(THE TASK):
Return every line below exactly.

(Component data from apps and pages)
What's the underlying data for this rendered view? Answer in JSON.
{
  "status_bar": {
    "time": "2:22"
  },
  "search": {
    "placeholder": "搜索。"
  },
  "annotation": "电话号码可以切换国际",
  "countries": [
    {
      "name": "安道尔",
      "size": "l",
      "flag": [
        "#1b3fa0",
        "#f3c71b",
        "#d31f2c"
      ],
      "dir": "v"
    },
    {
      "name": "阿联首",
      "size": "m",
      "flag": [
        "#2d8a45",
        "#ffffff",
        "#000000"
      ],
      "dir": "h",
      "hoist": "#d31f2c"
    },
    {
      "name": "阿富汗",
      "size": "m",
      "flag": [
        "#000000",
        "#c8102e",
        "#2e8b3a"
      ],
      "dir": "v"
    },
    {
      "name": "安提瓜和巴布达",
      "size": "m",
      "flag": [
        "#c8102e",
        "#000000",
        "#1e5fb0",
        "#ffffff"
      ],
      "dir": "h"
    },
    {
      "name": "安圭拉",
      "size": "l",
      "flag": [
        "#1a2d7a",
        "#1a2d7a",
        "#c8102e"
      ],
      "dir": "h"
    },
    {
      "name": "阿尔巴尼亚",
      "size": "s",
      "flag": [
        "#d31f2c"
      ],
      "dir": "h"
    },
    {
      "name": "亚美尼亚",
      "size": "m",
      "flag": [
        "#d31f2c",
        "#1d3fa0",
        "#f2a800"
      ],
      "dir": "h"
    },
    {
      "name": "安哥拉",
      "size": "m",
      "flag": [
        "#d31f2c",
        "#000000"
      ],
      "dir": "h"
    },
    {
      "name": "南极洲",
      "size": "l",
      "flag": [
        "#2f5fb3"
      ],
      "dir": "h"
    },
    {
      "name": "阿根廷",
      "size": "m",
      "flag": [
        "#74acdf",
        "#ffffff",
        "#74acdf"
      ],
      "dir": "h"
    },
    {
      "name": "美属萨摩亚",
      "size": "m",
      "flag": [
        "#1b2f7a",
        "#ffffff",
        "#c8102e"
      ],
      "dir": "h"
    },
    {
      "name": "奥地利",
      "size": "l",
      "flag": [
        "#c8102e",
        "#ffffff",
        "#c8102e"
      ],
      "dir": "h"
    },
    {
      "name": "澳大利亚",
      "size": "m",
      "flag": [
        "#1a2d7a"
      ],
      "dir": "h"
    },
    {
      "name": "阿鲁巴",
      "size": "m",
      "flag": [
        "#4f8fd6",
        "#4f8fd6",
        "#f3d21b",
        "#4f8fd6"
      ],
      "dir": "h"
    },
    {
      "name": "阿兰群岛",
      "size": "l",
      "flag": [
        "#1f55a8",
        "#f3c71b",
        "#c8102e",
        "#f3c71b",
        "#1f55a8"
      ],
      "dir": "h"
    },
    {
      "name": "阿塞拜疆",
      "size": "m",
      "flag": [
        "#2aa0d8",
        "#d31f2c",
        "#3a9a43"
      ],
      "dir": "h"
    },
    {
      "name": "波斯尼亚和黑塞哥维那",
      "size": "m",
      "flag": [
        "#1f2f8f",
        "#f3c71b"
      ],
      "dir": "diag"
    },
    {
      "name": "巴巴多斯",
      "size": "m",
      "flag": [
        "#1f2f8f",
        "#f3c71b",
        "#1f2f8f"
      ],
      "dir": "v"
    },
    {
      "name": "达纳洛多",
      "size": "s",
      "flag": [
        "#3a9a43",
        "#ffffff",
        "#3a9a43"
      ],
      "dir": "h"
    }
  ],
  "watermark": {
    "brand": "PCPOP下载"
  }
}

(ANSWER FOR THIS EXERCISE):
What's the underlying data for this rendered view? Answer in JSON.
{
  "status_bar": {
    "time": "2:22"
  },
  "search": {
    "placeholder": "搜索。"
  },
  "annotation": "电话号码可以切换国际",
  "countries": [
    {
      "name": "安道尔",
      "size": "l",
      "flag": [
        "#1b3fa0",
        "#f3c71b",
        "#d31f2c"
      ],
      "dir": "v"
    },
    {
      "name": "阿联首",
      "size": "m",
      "flag": [
        "#2d8a45",
        "#ffffff",
        "#000000"
      ],
      "dir": "h",
      "hoist": "#d31f2c"
    },
    {
      "name": "阿富汗",
      "size": "m",
      "flag": [
        "#000000",
        "#c8102e",
        "#2e8b3a"
      ],
      "dir": "v"
    },
    {
      "name": "安提瓜和巴布达",
      "size": "m",
      "flag": [
        "#c8102e",
        "#000000",
        "#1e5fb0",
        "#ffffff"
      ],
      "dir": "h"
    },
    {
      "name": "安圭拉",
      "size": "l",
      "flag": [
        "#1a2d7a",
        "#1a2d7a",
        "#c8102e"
      ],
      "dir": "h"
    },
    {
      "name": "阿尔巴尼亚",
      "size": "s",
      "flag": [
        "#d31f2c"
      ],
      "dir": "h"
    },
    {
      "name": "亚美尼亚",
      "size": "m",
      "flag": [
        "#d31f2c",
        "#1d3fa0",
        "#f2a800"
      ],
      "dir": "h"
    },
    {
      "name": "安哥拉",
      "size": "m",
      "flag": [
        "#d31f2c",
        "#000000"
      ],
      "dir": "h"
    },
    {
      "name": "南极洲",
      "size": "l",
      "flag": [
        "#2f5fb3"
      ],
      "dir": "h"
    },
    {
      "name": "阿根廷",
      "size": "m",
      "flag": [
        "#74acdf",
        "#ffffff",
        "#74acdf"
      ],
      "dir": "h"
    },
    {
      "name": "美属萨摩亚",
      "size": "m",
      "flag": [
        "#1b2f7a",
        "#ffffff",
        "#c8102e"
      ],
      "dir": "h"
    },
    {
      "name": "奥地利",
      "size": "l",
      "flag": [
        "#c8102e",
        "#ffffff",
        "#c8102e"
      ],
      "dir": "h"
    },
    {
      "name": "澳大利亚",
      "size": "m",
      "flag": [
        "#1a2d7a"
      ],
      "dir": "h"
    },
    {
      "name": "阿鲁巴",
      "size": "m",
      "flag": [
        "#4f8fd6",
        "#4f8fd6",
        "#f3d21b",
        "#4f8fd6"
      ],
      "dir": "h"
    },
    {
      "name": "阿兰群岛",
      "size": "l",
      "flag": [
        "#1f55a8",
        "#f3c71b",
        "#c8102e",
        "#f3c71b",
        "#1f55a8"
      ],
      "dir": "h"
    },
    {
      "name": "阿塞拜疆",
      "size": "m",
      "flag": [
        "#2aa0d8",
        "#d31f2c",
        "#3a9a43"
      ],
      "dir": "h"
    },
    {
      "name": "波斯尼亚和黑塞哥维那",
      "size": "m",
      "flag": [
        "#1f2f8f",
        "#f3c71b"
      ],
      "dir": "diag"
    },
    {
      "name": "巴巴多斯",
      "size": "m",
      "flag": [
        "#1f2f8f",
        "#f3c71b",
        "#1f2f8f"
      ],
      "dir": "v"
    },
    {
      "name": "达纳洛多",
      "size": "s",
      "flag": [
        "#3a9a43",
        "#ffffff",
        "#3a9a43"
      ],
      "dir": "h"
    }
  ],
  "watermark": {
    "brand": "PCPOP下载"
  }
}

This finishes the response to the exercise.